Most of the senatorial candidates who won in that election were from Arroyo’s People Power Coalition.
In 2003, her son Alexander committed suicide, leaving the senator devastated.
But she moved on from the personal crisis, and three years after her failed reelection bid, Santiago joined the 2004 senatorial race under the ticket of Arroyo, who successfully ran for a full six-year presidential term.
In that election, Arroyo formed the administration coalition called Koalisyon ng Katapatan at Karanasan para sa Kinabukasan or K-4.
Santiago’s decision to join the administration coalition was due to a supposed disagreement within the opposition coalition named Koalisyon ng Nagkakaisang Pilipino (KNP) headed by the late actor Fernando Poe Jr.
The former senator was said to have expected to be drafted as Poe’s running mate, but opposition leaders instead picked Sen. Loren Legarda.
Santiago was invited to join the KNP senatorial ticket but she declined and switched to Arroyo’s team, and landed on seventh place in the election.
From being a supporter of Estrada and fiercest critic of Arroyo, Santiago became a staunch supporter of the Arroyo administration, and her husband became presidential adviser for revenue enhancement.
In seeking her third term as senator, Santiago ran and won in 2010 under her PRP, and as guest candidate of the Nacionalista Party of then senator Manuel Villar Jr.
Santiago’s Senate attendance suffered during her final term as her health started to deteriorate.
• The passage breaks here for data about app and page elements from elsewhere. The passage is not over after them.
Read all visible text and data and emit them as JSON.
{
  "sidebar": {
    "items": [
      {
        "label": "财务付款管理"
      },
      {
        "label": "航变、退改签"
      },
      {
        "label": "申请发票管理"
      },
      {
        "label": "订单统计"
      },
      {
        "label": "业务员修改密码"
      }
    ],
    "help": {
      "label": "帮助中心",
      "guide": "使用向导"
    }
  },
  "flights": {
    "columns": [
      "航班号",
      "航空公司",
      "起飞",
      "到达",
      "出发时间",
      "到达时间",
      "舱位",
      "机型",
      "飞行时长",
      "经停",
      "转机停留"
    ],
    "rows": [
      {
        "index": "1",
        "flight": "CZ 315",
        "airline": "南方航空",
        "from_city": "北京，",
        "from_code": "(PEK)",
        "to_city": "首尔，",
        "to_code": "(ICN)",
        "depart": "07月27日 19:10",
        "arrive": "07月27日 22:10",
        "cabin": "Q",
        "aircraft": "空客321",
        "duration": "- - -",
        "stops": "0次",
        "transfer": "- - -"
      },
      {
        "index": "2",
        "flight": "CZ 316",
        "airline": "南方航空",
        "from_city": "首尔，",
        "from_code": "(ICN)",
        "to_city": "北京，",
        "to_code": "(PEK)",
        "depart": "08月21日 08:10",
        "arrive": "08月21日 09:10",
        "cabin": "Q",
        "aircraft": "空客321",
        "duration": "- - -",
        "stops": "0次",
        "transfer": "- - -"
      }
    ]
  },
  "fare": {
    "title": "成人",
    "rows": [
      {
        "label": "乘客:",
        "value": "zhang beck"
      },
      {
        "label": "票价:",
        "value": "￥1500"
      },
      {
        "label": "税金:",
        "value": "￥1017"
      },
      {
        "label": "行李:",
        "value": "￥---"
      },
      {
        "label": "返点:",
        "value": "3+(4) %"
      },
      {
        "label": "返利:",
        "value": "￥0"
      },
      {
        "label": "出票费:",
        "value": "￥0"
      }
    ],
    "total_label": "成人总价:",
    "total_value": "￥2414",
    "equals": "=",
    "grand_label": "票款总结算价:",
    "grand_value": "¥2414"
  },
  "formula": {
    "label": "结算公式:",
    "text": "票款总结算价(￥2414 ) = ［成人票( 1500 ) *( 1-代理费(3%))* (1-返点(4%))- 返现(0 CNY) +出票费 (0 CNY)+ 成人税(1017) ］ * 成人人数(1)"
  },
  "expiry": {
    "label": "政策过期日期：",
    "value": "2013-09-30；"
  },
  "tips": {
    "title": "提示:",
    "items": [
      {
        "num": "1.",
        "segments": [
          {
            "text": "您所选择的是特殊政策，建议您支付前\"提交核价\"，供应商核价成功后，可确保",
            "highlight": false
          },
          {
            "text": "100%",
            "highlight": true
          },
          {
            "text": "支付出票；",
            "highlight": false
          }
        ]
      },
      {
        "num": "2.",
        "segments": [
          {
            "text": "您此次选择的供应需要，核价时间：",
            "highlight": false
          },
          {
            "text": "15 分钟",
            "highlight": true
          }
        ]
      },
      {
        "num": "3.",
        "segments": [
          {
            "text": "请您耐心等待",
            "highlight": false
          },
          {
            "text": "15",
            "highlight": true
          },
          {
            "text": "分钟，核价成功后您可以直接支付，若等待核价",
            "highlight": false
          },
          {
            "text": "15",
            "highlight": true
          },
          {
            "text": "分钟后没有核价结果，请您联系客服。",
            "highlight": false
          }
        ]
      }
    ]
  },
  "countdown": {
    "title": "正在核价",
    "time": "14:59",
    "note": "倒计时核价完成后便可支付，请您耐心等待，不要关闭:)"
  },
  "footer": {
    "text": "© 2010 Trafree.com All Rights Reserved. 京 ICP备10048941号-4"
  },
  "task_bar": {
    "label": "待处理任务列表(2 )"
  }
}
She had chronic fatigue syndrome and was later diagnosed with stage four lung cancer.
But Santiago was able to participate in some of the Senate’s important proceedings like the impeachment trial of former chief justice Renato Corona, and the debates on important measures like the “sin tax” bill, the reproductive health bill and the Bangsamoro Basic Law.
She was also a vocal critic of the administration of President Benigno Aquino 3rd particularly on the controversial Disbursement Acceleration Program that was declared illegal by the Supreme Court, the Mamasapano Massacre and the Enhance Defense Cooperation Agreement with the United States.
Despite her illness, Santiago was among the most prolific lawmakers in Congress in terms of the number of bills and resolutions filed.
While considered by the political class as a veteran senator, Santiago is the most loved politician of the younger generation.
Former senate president Aquilino Pimentel Jr., who was at the opposite camp to Santiago during the Estrada impeachment trial, attributed the senator’s near-invincibility in politics to sheer brilliance and sincerely held beliefs.
“I guess it was due to her reputation as an independent articulator of things she believed in, regardless of their acceptability or unpopularity to the people at large,” he told The Manila Times.
Former senator Francisco Tatad, her 1992 running mate, said Santiago should be remembered as “a human being who lived for God and for others, not just a politician.”
A funeral Mass will be offered for Santiago today, 1 p.m. at the Immaculate Conception Cathedral in Cubao, Quezon City. Interment will follow at Loyola Memorial Park in Marikina.